Web page and app entries:
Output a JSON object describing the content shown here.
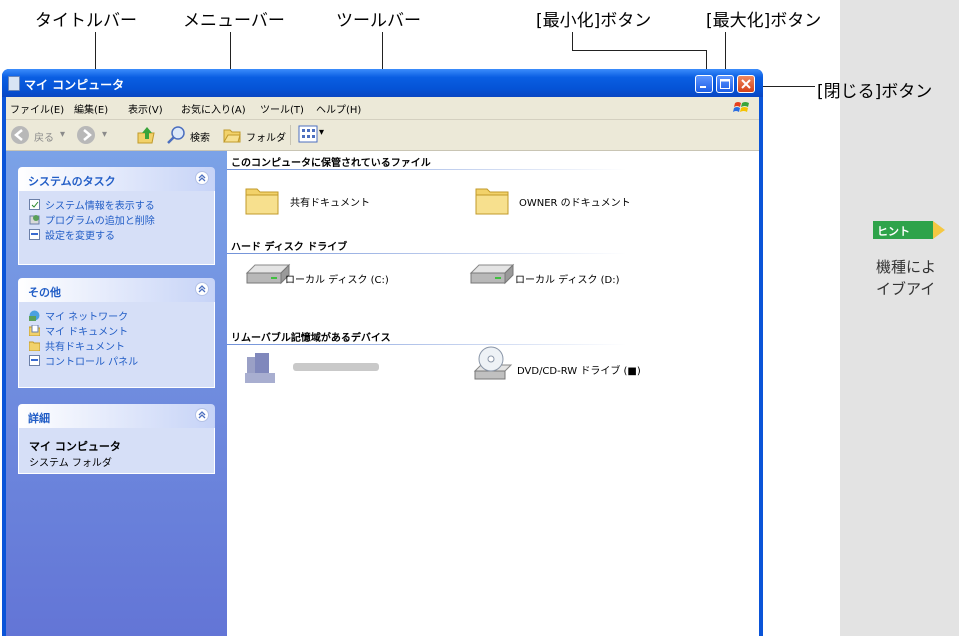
{
  "callouts": {
    "titlebar": "タイトルバー",
    "menubar": "メニューバー",
    "toolbar": "ツールバー",
    "minimize": "[最小化]ボタン",
    "maximize": "[最大化]ボタン",
    "close": "[閉じる]ボタン"
  },
  "window": {
    "title": "マイ コンピュータ"
  },
  "menu": [
    "ファイル(E)",
    "編集(E)",
    "表示(V)",
    "お気に入り(A)",
    "ツール(T)",
    "ヘルプ(H)"
  ],
  "toolbar": {
    "back": "戻る",
    "search": "検索",
    "folders": "フォルダ"
  },
  "tasks": {
    "system": {
      "title": "システムのタスク",
      "items": [
        "システム情報を表示する",
        "プログラムの追加と削除",
        "設定を変更する"
      ]
    },
    "other": {
      "title": "その他",
      "items": [
        "マイ ネットワーク",
        "マイ ドキュメント",
        "共有ドキュメント",
        "コントロール パネル"
      ]
    },
    "details": {
      "title": "詳細",
      "name": "マイ コンピュータ",
      "type": "システム フォルダ"
    }
  },
  "groups": {
    "files": {
      "title": "このコンピュータに保管されているファイル",
      "items": [
        "共有ドキュメント",
        "OWNER のドキュメント"
      ]
    },
    "drives": {
      "title": "ハード ディスク ドライブ",
      "items": [
        "ローカル ディスク (C:)",
        "ローカル ディスク (D:)"
      ]
    },
    "removable": {
      "title": "リムーバブル記憶域があるデバイス",
      "items": [
        "DVD/CD-RW ドライブ (■)"
      ]
    }
  },
  "hint": {
    "badge": "ヒント",
    "line1": "機種によ",
    "line2": "イブアイ"
  },
  "colors": {
    "xp_blue": "#0a54d8",
    "task_pane": "#6f8fe0",
    "link": "#215dc6",
    "hint_green": "#2ea34a"
  }
}
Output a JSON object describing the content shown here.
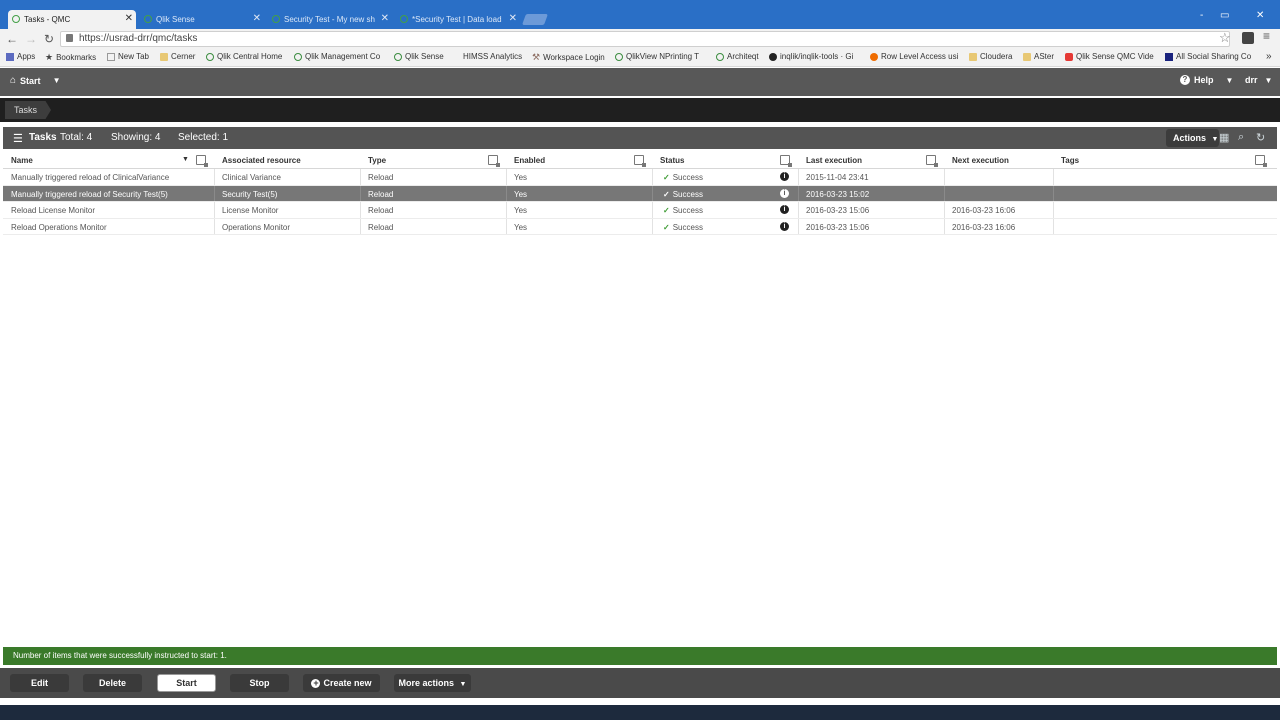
{
  "browser": {
    "tabs": [
      {
        "title": "Tasks - QMC",
        "active": true
      },
      {
        "title": "Qlik Sense",
        "active": false
      },
      {
        "title": "Security Test - My new sh",
        "active": false
      },
      {
        "title": "*Security Test | Data load",
        "active": false
      }
    ],
    "window_controls": [
      "‑",
      "▭",
      "✕"
    ],
    "url": "https://usrad-drr/qmc/tasks",
    "bookmarks": [
      {
        "label": "Apps",
        "icon": "apps-grid-icon"
      },
      {
        "label": "Bookmarks",
        "icon": "star-icon"
      },
      {
        "label": "New Tab",
        "icon": "page-icon"
      },
      {
        "label": "Cerner",
        "icon": "folder-icon"
      },
      {
        "label": "Qlik Central Home",
        "icon": "qlik-icon"
      },
      {
        "label": "Qlik Management Co",
        "icon": "qlik-icon"
      },
      {
        "label": "Qlik Sense",
        "icon": "qlik-icon"
      },
      {
        "label": "HIMSS Analytics",
        "icon": "page-icon"
      },
      {
        "label": "Workspace Login",
        "icon": "workspace-icon"
      },
      {
        "label": "QlikView NPrinting T",
        "icon": "qlik-icon"
      },
      {
        "label": "Architeqt",
        "icon": "qlik-icon"
      },
      {
        "label": "inqlik/inqlik-tools · Gi",
        "icon": "github-icon"
      },
      {
        "label": "Row Level Access usi",
        "icon": "page-icon"
      },
      {
        "label": "Cloudera",
        "icon": "folder-icon"
      },
      {
        "label": "ASter",
        "icon": "folder-icon"
      },
      {
        "label": "Qlik Sense QMC Vide",
        "icon": "youtube-icon"
      },
      {
        "label": "All Social Sharing Co",
        "icon": "x-icon"
      }
    ]
  },
  "qmc": {
    "start_label": "Start",
    "help_label": "Help",
    "user_label": "drr",
    "breadcrumb": "Tasks",
    "list_title": "Tasks",
    "total": "Total: 4",
    "showing": "Showing: 4",
    "selected": "Selected: 1",
    "actions_label": "Actions",
    "columns": [
      "Name",
      "Associated resource",
      "Type",
      "Enabled",
      "Status",
      "Last execution",
      "Next execution",
      "Tags"
    ],
    "rows": [
      {
        "name": "Manually triggered reload of ClinicalVariance",
        "resource": "Clinical Variance",
        "type": "Reload",
        "enabled": "Yes",
        "status": "Success",
        "last": "2015-11-04 23:41",
        "next": "",
        "tags": "",
        "selected": false
      },
      {
        "name": "Manually triggered reload of Security Test(5)",
        "resource": "Security Test(5)",
        "type": "Reload",
        "enabled": "Yes",
        "status": "Success",
        "last": "2016-03-23 15:02",
        "next": "",
        "tags": "",
        "selected": true
      },
      {
        "name": "Reload License Monitor",
        "resource": "License Monitor",
        "type": "Reload",
        "enabled": "Yes",
        "status": "Success",
        "last": "2016-03-23 15:06",
        "next": "2016-03-23 16:06",
        "tags": "",
        "selected": false
      },
      {
        "name": "Reload Operations Monitor",
        "resource": "Operations Monitor",
        "type": "Reload",
        "enabled": "Yes",
        "status": "Success",
        "last": "2016-03-23 15:06",
        "next": "2016-03-23 16:06",
        "tags": "",
        "selected": false
      }
    ],
    "status_message": "Number of items that were successfully instructed to start: 1.",
    "buttons": {
      "edit": "Edit",
      "delete": "Delete",
      "start": "Start",
      "stop": "Stop",
      "create_new": "Create new",
      "more_actions": "More actions"
    }
  },
  "colors": {
    "browser_blue": "#2a6fc6",
    "header_grey": "#585858",
    "success_green": "#3f9c35",
    "status_bar_green": "#3a7a2a"
  }
}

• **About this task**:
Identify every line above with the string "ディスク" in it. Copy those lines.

• **Problem solution**:
      "title": "ハード ディスク ドライブ",
        "ローカル ディスク (C:)",
        "ローカル ディスク (D:)"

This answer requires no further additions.